I think Imperium Classics is absolutely fantastic. Why? Well to start with the care with which the asymmetry of the 8 different nations has been designed blows me away. Sure, there are some common cards and functions – Conquest, X and Glory appear in most decks – but it’s just sufficient commonality to make swapping from one nation to another superficially familiar. However, in reality, they really do all play differently.

Partly that’s because every nation has different scoring conditions, but it’s more than that. The way their draw, nation and development decks are constructed, and the differing number of cards in each, makes a big difference. And the way in which they encourage you to acquire more regions or tributaries or (un)civilised cards has a knock-on effect on how they feel to play and what strategy is going to work. As does the speed at which you are encouraged/enabled to transition from Barbarian to Empire and the knock-on effect on what you can then play and how.

Every One Is Unique

Some nations are even more distinct. For example, in the Imperium Classics box, the Vikings never become an Empire, their accession card is the last in that deck and triggers game end. They also don’t have the history mechanic and in those circumstances, cards are exiled or just discarded. This makes a huge difference to the way you play them, but it’s not to their detriment and they recently hammered my Carthaginians earlier today. Should you go and buy the Legends box as well/instead then there are even more outré choices such as Arthurians and Utopians.

I honestly think it is a masterful design.

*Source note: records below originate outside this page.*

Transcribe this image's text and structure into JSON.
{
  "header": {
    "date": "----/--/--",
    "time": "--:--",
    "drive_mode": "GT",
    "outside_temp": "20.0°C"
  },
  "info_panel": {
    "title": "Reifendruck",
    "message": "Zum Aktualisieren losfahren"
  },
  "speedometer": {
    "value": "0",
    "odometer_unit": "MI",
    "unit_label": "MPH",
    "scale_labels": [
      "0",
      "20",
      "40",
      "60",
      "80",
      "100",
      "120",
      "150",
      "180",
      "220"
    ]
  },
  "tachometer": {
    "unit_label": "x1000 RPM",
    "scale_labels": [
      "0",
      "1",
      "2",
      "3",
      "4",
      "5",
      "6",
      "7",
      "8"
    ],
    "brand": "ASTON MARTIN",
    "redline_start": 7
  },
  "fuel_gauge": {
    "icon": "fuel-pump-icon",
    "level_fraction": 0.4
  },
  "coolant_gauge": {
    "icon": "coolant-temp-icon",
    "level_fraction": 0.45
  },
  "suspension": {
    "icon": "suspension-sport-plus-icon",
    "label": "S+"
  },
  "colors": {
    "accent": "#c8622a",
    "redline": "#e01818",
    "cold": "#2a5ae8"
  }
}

There is a real satisfaction after a few plays to managing your tableau and deck, choosing carefully from the market and working out how to cycle your growing draw deck to develop your nation and potentially become an empire. Player interaction does vary: regardless of nations there is certainly competition in the market and this can be targeted to deny an opponent of something they want. Some nations have more attack cards which offer some take that, while with different nation combinations there is a bit more multiplayer solitaire.

Something To Be Savoured.

There has been some criticism that Imperium Classics drags a little and I can see that happening with higher player counts. We have stuck to solo and 2-player, where there is a little bit of slow down in the late game and it plays to about 90 – 120 minutes. Nonetheless, the richness of the experience for me is more than worth the time spent. Worth noting too that while I have suggested that is it a bit oblique for the opening teach, my 9-year-old daughter has picked it up and now seems to keep on beating me rather convincingly. And on the subject of solo, there is a separate rulebook and a bot that has a common process but a different key card for each faction. It’s quite tough too and really cleverly designed.

And part of what really helps add to the play experience is the quality of the artwork, by Mihajlo Dimitrievski. He has an absolutely gorgeous cartoon style which wouldn’t seem out of place in the finest graphic novels. The only shame is that the cardstock on which it is printed is rather flimsy – I’d have happily paid a bit more for linen and instead am considering sleeving.

A Palpable Win

Imperium Classics is an impressive piece of design which creates an excellent, truly asymmetric civilisation deck-builder. In doing so it tries to genuinely incorporate the historical theme into the mechanics and does so with consistent elegance. It creates something thinky and nuanced if better suited to lower player counts, and it creates a game with massive replayability given the number of nations in the box. Sure it takes a little time to get used to, but it rewards that slight perseverance in spades. Its sumptuous art is a feast and at such a low price for the quality of the design it is an absolute treat – I can see the Legends box joining it on the shelf in the very near future.

Zatu Score


  • Artwork
  • Complexity
  • Replayability
  • Player Interaction
  • Component Quality

You might like

  • Outstanding asymmetry
  • Theme and mechanics mesh beautifully
  • Gorgeous artwork

Might not like

  • Pace drops towards endgame so higher player counts might not work so well
  • Card quality disappointing